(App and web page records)
======
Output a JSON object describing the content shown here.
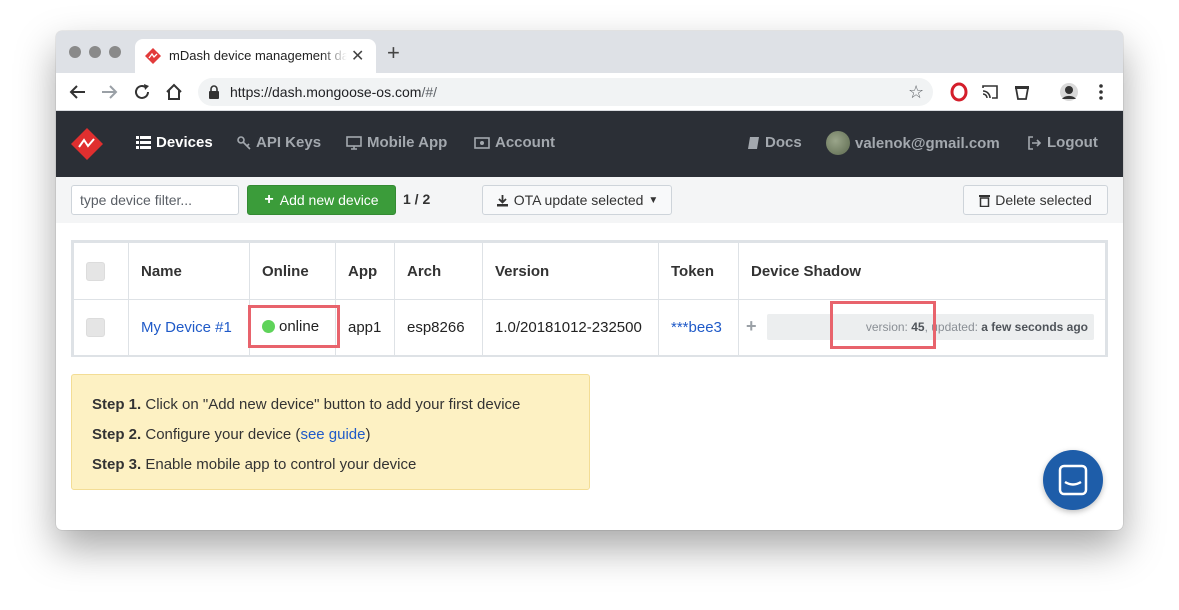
{
  "browser": {
    "tab_title": "mDash device management da",
    "url_host": "https://dash.mongoose-os.com",
    "url_path": "/#/"
  },
  "nav": {
    "devices": "Devices",
    "api_keys": "API Keys",
    "mobile_app": "Mobile App",
    "account": "Account",
    "docs": "Docs",
    "user": "valenok@gmail.com",
    "logout": "Logout"
  },
  "actions": {
    "filter_placeholder": "type device filter...",
    "add_device": "Add new device",
    "count": "1 / 2",
    "ota": "OTA update selected",
    "delete": "Delete selected"
  },
  "table": {
    "headers": [
      "Name",
      "Online",
      "App",
      "Arch",
      "Version",
      "Token",
      "Device Shadow"
    ],
    "rows": [
      {
        "name": "My Device #1",
        "online": "online",
        "app": "app1",
        "arch": "esp8266",
        "version": "1.0/20181012-232500",
        "token": "***bee3",
        "shadow_version_label": "version: ",
        "shadow_version": "45",
        "shadow_updated_label": ", updated: ",
        "shadow_updated": "a few seconds ago"
      }
    ]
  },
  "steps": [
    {
      "label": "Step 1.",
      "text": " Click on \"Add new device\" button to add your first device"
    },
    {
      "label": "Step 2.",
      "text": " Configure your device (",
      "link": "see guide",
      "after": ")"
    },
    {
      "label": "Step 3.",
      "text": " Enable mobile app to control your device"
    }
  ],
  "colors": {
    "navbar": "#2b2f36",
    "add_button": "#3b9c3a",
    "online_dot": "#5fd35a",
    "highlight": "#e8636c",
    "steps_bg": "#fdf1c3",
    "chat": "#1e5da9"
  }
}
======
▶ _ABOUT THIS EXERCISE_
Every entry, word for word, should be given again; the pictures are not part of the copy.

▶ _ANSWER FOR THE TASK_
Output a JSON object describing the content shown here.
{
  "browser": {
    "tab_title": "mDash device management da",
    "url_host": "https://dash.mongoose-os.com",
    "url_path": "/#/"
  },
  "nav": {
    "devices": "Devices",
    "api_keys": "API Keys",
    "mobile_app": "Mobile App",
    "account": "Account",
    "docs": "Docs",
    "user": "valenok@gmail.com",
    "logout": "Logout"
  },
  "actions": {
    "filter_placeholder": "type device filter...",
    "add_device": "Add new device",
    "count": "1 / 2",
    "ota": "OTA update selected",
    "delete": "Delete selected"
  },
  "table": {
    "headers": [
      "Name",
      "Online",
      "App",
      "Arch",
      "Version",
      "Token",
      "Device Shadow"
    ],
    "rows": [
      {
        "name": "My Device #1",
        "online": "online",
        "app": "app1",
        "arch": "esp8266",
        "version": "1.0/20181012-232500",
        "token": "***bee3",
        "shadow_version_label": "version: ",
        "shadow_version": "45",
        "shadow_updated_label": ", updated: ",
        "shadow_updated": "a few seconds ago"
      }
    ]
  },
  "steps": [
    {
      "label": "Step 1.",
      "text": " Click on \"Add new device\" button to add your first device"
    },
    {
      "label": "Step 2.",
      "text": " Configure your device (",
      "link": "see guide",
      "after": ")"
    },
    {
      "label": "Step 3.",
      "text": " Enable mobile app to control your device"
    }
  ],
  "colors": {
    "navbar": "#2b2f36",
    "add_button": "#3b9c3a",
    "online_dot": "#5fd35a",
    "highlight": "#e8636c",
    "steps_bg": "#fdf1c3",
    "chat": "#1e5da9"
  }
}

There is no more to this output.